Yulchella genuinely loves APEX Legends, even though it doesn't exactly have a story as compared to the narrative-driven games users want to see. Although she initially just wanted to use her account to stream APEX, she understood that her audience wanted a bit of variety.
“You have to be able to try new games,” she said. “Along the way, you notice that the growth of your page sort of slows down. So you have to be willing to try new content so you can attract more viewers.”
Gaia, for her part, cautions against playing to the favor of the crowd too much and emphasized that no matter how obscure your chosen games or songs may be, certain groups will still pay attention to you.
“Just do your thing. Be yourself and be genuine,” she said. “I think, I believe that 100%, the audience sees through you. People are smart and you cannot fool them. Some people think that they can, but no. People have intuition. That’s what I think.”
“Just do it!” Gaia said. “Be consistent! Tuloy-tuloy mo lang gawin. And for sure, makukuha mo 'yung blue check. (Just keep streaming. And for sure, you’ll get that blue check). Technically if you get that, you’ll be a Kumu celebrity."
A good crowd around you matters too, and Gaia credits a part of her success to her stable support system, whether they be fellow streamers or family members who continuously support what she does.
For Justine, being genuine is all well and good, but like any other job, streamers must be prepared to market themselves appropriately to a wide audience.
“When I say that, it’s out of personal experience also,” Justine explained. “I’m actually quite shy. And I just really enjoy it when other people enjoy my streams. But at the same time, you want people to stick around and stay. And in order to do that, you kind of have to know yourself a little more. Find out what people find pleasing or relatable about you. You have to hone those skills of marketing yourself.”
This could be in the form of trying out a new online challenge or something completely different. Justine compared this to a streamer who loves to sing on Kumu, trying out TikTok challenges, and gaining an entirely different audience from this pivot.
“Encourage engagement,” she said. “Switch things up every now and then. Marry the two concepts of streaming what you want to stream and finding out what your audience wants to see from you.”
Answers have been edited for clarity.
Justine Narciso is @jnarseesaw on Kumu. She would like to thank Bebang, Adie, Chu, the Kumuyaters family, and everyone from Tatak Underdog for helping her with her streaming success. Yulchella Games is @yulchellagames on Facebook Gaming. Gaia Royeca is @mudraearth on Kumu and is one half of the musical duo, Gaia & Andrei.
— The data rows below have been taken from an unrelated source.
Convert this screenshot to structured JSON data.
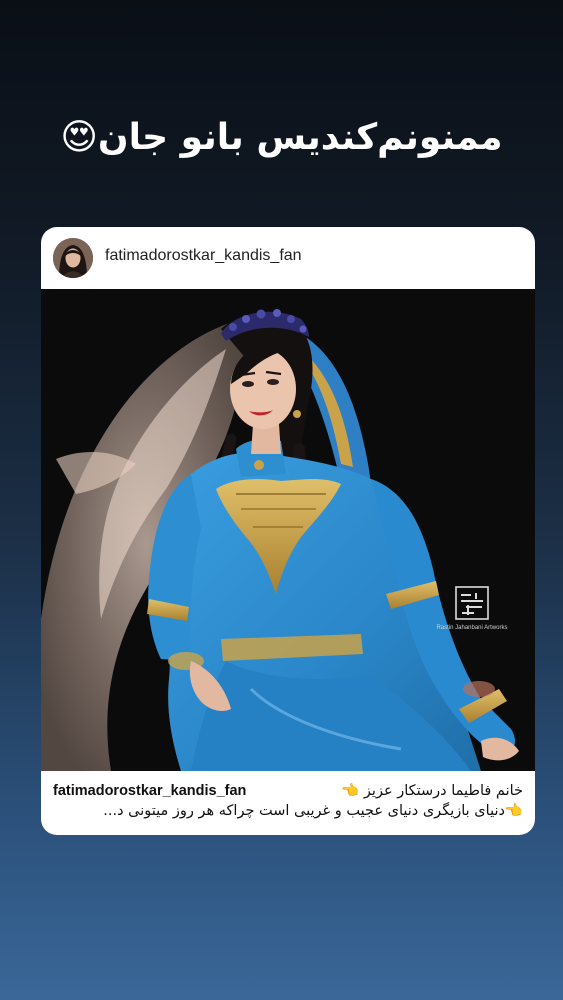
{
  "story": {
    "text": "ممنونم‌کندیس بانو جان😍"
  },
  "post": {
    "username": "fatimadorostkar_kandis_fan",
    "avatar_icon": "profile-photo",
    "image_subject": "dancer-in-blue-persian-dress",
    "watermark": {
      "text": "Rastin Jahanbani Artworks"
    },
    "caption": {
      "username": "fatimadorostkar_kandis_fan",
      "line1": "خانم فاطیما درستکار عزیز 👈",
      "line2": "👈دنیای بازیگری دنیای عجیب و غریبی است چراکه هر روز میتونی د..."
    }
  },
  "colors": {
    "background_top": "#0a0f16",
    "background_bottom": "#3a6799",
    "card": "#ffffff",
    "dress_blue": "#2e8fd0",
    "gold": "#c9a24a"
  }
}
Erika Villa-Ignacio is a full-time junior copywriter and freelance contributor. When she's not buried in another book, catch her bringing fantasy worlds to life as a fledgling Dungeons & Dragons DM or advocating for equal rights. Her works have been featured in TEAM Magazine, Purveyr, /ESCAPE, and Cosmopolitan Philippines.